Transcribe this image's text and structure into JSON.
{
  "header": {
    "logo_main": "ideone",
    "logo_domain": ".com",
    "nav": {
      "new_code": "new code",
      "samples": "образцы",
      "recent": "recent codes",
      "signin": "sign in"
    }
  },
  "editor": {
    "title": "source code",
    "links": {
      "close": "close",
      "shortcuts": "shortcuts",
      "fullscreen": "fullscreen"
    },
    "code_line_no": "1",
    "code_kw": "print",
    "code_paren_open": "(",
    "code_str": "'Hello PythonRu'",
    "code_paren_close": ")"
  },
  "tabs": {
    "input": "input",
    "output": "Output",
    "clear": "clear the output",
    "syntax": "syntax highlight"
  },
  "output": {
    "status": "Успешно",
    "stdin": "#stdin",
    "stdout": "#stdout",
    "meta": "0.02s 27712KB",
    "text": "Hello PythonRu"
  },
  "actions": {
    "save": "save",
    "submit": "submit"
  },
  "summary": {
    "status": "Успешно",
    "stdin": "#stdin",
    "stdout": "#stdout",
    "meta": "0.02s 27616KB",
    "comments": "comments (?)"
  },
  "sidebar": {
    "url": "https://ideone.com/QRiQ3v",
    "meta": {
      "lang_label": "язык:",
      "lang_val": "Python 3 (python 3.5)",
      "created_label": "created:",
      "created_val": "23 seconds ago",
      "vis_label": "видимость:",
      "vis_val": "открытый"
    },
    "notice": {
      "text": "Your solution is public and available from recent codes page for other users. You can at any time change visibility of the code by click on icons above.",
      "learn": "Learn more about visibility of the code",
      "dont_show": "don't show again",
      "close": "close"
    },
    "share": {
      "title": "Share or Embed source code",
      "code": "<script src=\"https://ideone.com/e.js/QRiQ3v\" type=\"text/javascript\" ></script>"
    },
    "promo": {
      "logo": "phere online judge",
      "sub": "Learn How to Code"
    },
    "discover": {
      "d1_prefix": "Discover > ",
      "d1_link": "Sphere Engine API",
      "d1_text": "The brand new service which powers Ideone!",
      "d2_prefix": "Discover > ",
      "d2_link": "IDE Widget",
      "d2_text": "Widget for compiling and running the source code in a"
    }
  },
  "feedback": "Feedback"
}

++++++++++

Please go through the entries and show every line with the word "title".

● Answer section:
    "title": "source code",
      "title": "Share or Embed source code",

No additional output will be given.